Marble Turkey

Marble Turkey

Marble is metamorphosed limestone and dolomitic limestones under heat and pressure, resulting in a new structure as a result of recrystallization, hence all kinds of rocks that can be cut and polished and have commercial value are called marble. It is a mosaic of massive, roughly uniform masses (according to the metamorphism of the way it is spanned) with no gap between the calcite crystals. The veins and swirlings in marble are caused by mineral impurities. The greatest source of natural stone is the mountains, river beds and seas.

gemina-marble-blue Its colors are usually white and gray. However, due to different materials inside of marble, they may also be in colors such as yellow, pink, red, blue, brown and black. When studied under a microscope, it appears to be formed from “Calcite Crystals”, which are firmly interlocked.

Marble is mainly used for floor covering, decorative purpose, fine arts, graves and tombstone. It is the production process that will explain the quality of natural stone. Stone surface finishing is similar to sanding. Lower calf size or longer sanding gives the stone a brighter polished look, while less makes it look more natural. Surface treatment is a design choice. When a modern look is desired, generally polished surfaces are used. They require more precise attention and processing than aged or tumble surfaces which have a natural patina and which will exhibit better wear and tear over time.

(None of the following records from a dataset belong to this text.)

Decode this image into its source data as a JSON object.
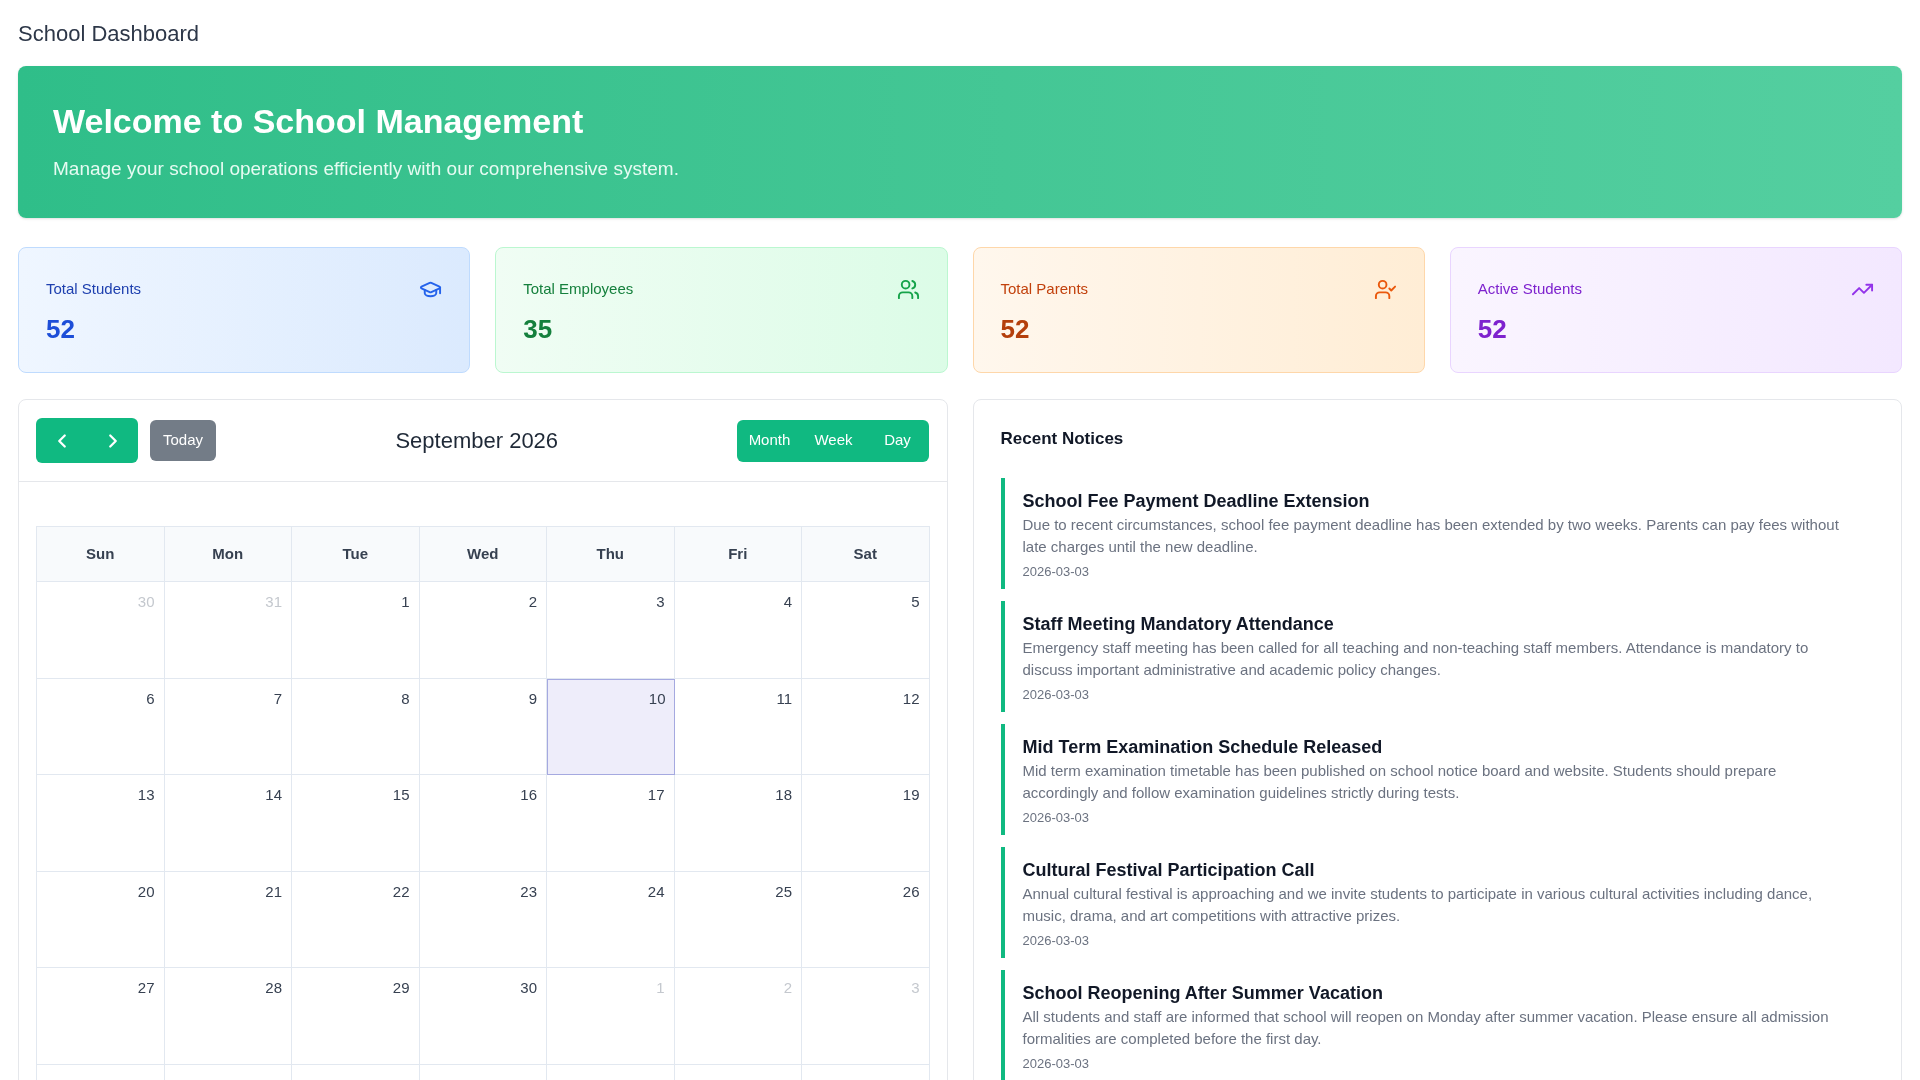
{
  "page_title": "School Dashboard",
  "banner": {
    "title": "Welcome to School Management",
    "subtitle": "Manage your school operations efficiently with our comprehensive system."
  },
  "stats": [
    {
      "kind": "students",
      "label": "Total Students",
      "value": "52"
    },
    {
      "kind": "employees",
      "label": "Total Employees",
      "value": "35"
    },
    {
      "kind": "parents",
      "label": "Total Parents",
      "value": "52"
    },
    {
      "kind": "active",
      "label": "Active Students",
      "value": "52"
    }
  ],
  "calendar": {
    "today_button": {
      "label": "Today",
      "disabled": true
    },
    "title": "September 2026",
    "views": [
      "Month",
      "Week",
      "Day"
    ],
    "weekdays": [
      "Sun",
      "Mon",
      "Tue",
      "Wed",
      "Thu",
      "Fri",
      "Sat"
    ],
    "weeks": [
      [
        {
          "day": "30",
          "outside": true,
          "today": false
        },
        {
          "day": "31",
          "outside": true,
          "today": false
        },
        {
          "day": "1",
          "outside": false,
          "today": false
        },
        {
          "day": "2",
          "outside": false,
          "today": false
        },
        {
          "day": "3",
          "outside": false,
          "today": false
        },
        {
          "day": "4",
          "outside": false,
          "today": false
        },
        {
          "day": "5",
          "outside": false,
          "today": false
        }
      ],
      [
        {
          "day": "6",
          "outside": false,
          "today": false
        },
        {
          "day": "7",
          "outside": false,
          "today": false
        },
        {
          "day": "8",
          "outside": false,
          "today": false
        },
        {
          "day": "9",
          "outside": false,
          "today": false
        },
        {
          "day": "10",
          "outside": false,
          "today": true
        },
        {
          "day": "11",
          "outside": false,
          "today": false
        },
        {
          "day": "12",
          "outside": false,
          "today": false
        }
      ],
      [
        {
          "day": "13",
          "outside": false,
          "today": false
        },
        {
          "day": "14",
          "outside": false,
          "today": false
        },
        {
          "day": "15",
          "outside": false,
          "today": false
        },
        {
          "day": "16",
          "outside": false,
          "today": false
        },
        {
          "day": "17",
          "outside": false,
          "today": false
        },
        {
          "day": "18",
          "outside": false,
          "today": false
        },
        {
          "day": "19",
          "outside": false,
          "today": false
        }
      ],
      [
        {
          "day": "20",
          "outside": false,
          "today": false
        },
        {
          "day": "21",
          "outside": false,
          "today": false
        },
        {
          "day": "22",
          "outside": false,
          "today": false
        },
        {
          "day": "23",
          "outside": false,
          "today": false
        },
        {
          "day": "24",
          "outside": false,
          "today": false
        },
        {
          "day": "25",
          "outside": false,
          "today": false
        },
        {
          "day": "26",
          "outside": false,
          "today": false
        }
      ],
      [
        {
          "day": "27",
          "outside": false,
          "today": false
        },
        {
          "day": "28",
          "outside": false,
          "today": false
        },
        {
          "day": "29",
          "outside": false,
          "today": false
        },
        {
          "day": "30",
          "outside": false,
          "today": false
        },
        {
          "day": "1",
          "outside": true,
          "today": false
        },
        {
          "day": "2",
          "outside": true,
          "today": false
        },
        {
          "day": "3",
          "outside": true,
          "today": false
        }
      ]
    ]
  },
  "notices": {
    "title": "Recent Notices",
    "items": [
      {
        "title": "School Fee Payment Deadline Extension",
        "body": "Due to recent circumstances, school fee payment deadline has been extended by two weeks. Parents can pay fees without late charges until the new deadline.",
        "date": "2026-03-03"
      },
      {
        "title": "Staff Meeting Mandatory Attendance",
        "body": "Emergency staff meeting has been called for all teaching and non-teaching staff members. Attendance is mandatory to discuss important administrative and academic policy changes.",
        "date": "2026-03-03"
      },
      {
        "title": "Mid Term Examination Schedule Released",
        "body": "Mid term examination timetable has been published on school notice board and website. Students should prepare accordingly and follow examination guidelines strictly during tests.",
        "date": "2026-03-03"
      },
      {
        "title": "Cultural Festival Participation Call",
        "body": "Annual cultural festival is approaching and we invite students to participate in various cultural activities including dance, music, drama, and art competitions with attractive prizes.",
        "date": "2026-03-03"
      },
      {
        "title": "School Reopening After Summer Vacation",
        "body": "All students and staff are informed that school will reopen on Monday after summer vacation. Please ensure all admission formalities are completed before the first day.",
        "date": "2026-03-03"
      }
    ]
  }
}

gemina-marble-shadow-black Turkey is locating at one of the oldest marble production geography experiencing 4000 years natural stone production background. Turkey is one of the leading countries in terms of marble production, with marble reserves estimated to be over 4 billion m3 and has 40% of the world marble potential. The visible reserves of Turkey, about 1.6 billion tons, are capable of meeting world consumption for 80 years on its own. There are up to 650 marble types in color and texture in Turkey. Marble beds in Turkey were operated by all the civilizations in Anatolia such as Roman, Byzantine Empires and Seljuk, Ottoman Empires. From uncovered reliefs and sculptures in Ancient Greek and Roman Arena to Seljuk Caravanserais, mosques, and Ottoman palaces, minarets and baths are most particular examples of marble. Halicarnassus Mausoleum and the temple of Artemis from Seven Wonders of the World’s hit a mark of this period in history of Turkey. Marble is used richly during the construction of Anıtkabir Mausoleum in modern Turkey.

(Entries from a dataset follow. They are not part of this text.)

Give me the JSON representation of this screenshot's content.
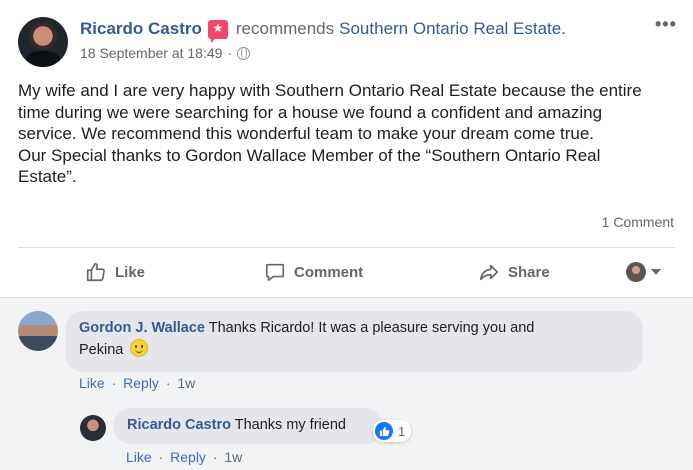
{
  "post": {
    "author": "Ricardo Castro",
    "badge_icon": "recommend-star-icon",
    "verb": "recommends",
    "page": "Southern Ontario Real Estate.",
    "timestamp": "18 September at 18:49",
    "separator": "·",
    "privacy_icon": "globe-icon",
    "more": "•••",
    "text_lines": [
      "My wife and I are very happy with Southern Ontario Real Estate because the entire",
      "time during we were searching for a house we found a confident and amazing",
      "service. We recommend this wonderful team to make your dream come true.",
      "Our Special thanks to Gordon Wallace Member of the “Southern Ontario Real",
      "Estate”."
    ],
    "comment_count": "1 Comment"
  },
  "actions": {
    "like": "Like",
    "comment": "Comment",
    "share": "Share"
  },
  "comments": [
    {
      "author": "Gordon J. Wallace",
      "text_line1": "Thanks Ricardo! It was a pleasure serving you and",
      "text_line2": "Pekina",
      "emoji": "smile-emoji",
      "like": "Like",
      "reply": "Reply",
      "time": "1w"
    }
  ],
  "reply": {
    "author": "Ricardo Castro",
    "text": "Thanks my friend",
    "reaction_count": "1",
    "like": "Like",
    "reply": "Reply",
    "time": "1w"
  },
  "colors": {
    "link": "#365899",
    "muted": "#606770",
    "badge": "#f2466b",
    "like_blue": "#1877f2",
    "comment_bg": "#f2f3f5"
  }
}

With over 80 types and 650 different colors and patterns, Turkey has one of the world’s largest natural stone reserves, which is considered to be excellent quality.

Turkey’s marbles are separated according to their type:

1. Light and light-resistant marbles: (Marmara Island “white-gray”), Gebze (apple flower), Afyon (sugar, yellow, tiger post), Bilecik (pink), Ankara (beige or veined) Hereke (pudding), Kırşehir (olive leaf, pearl), Kütahya (pistachio color), Geyve (mahogany), Kayseri (black), İzmir (white).

2. Very crystalline, veined and light-permeable onyxes (agate and albatross). Seben-Bolu (white, green), Söğüt-Bilecik (green, yellow, blackstone), Yunus Emre-Eskişehir (brown), Turhal (green, yellow), Tokat (green), Salanda-Nevşehir (green).

3. The limestone consists of percolated deposits: Afyon (yellow), Denizli (yellow), Kütahya (light brown), Maliköy (white), Pamukkale (white).

4. Well-clamped blisters consisting of very hard stones: Gemlik (green).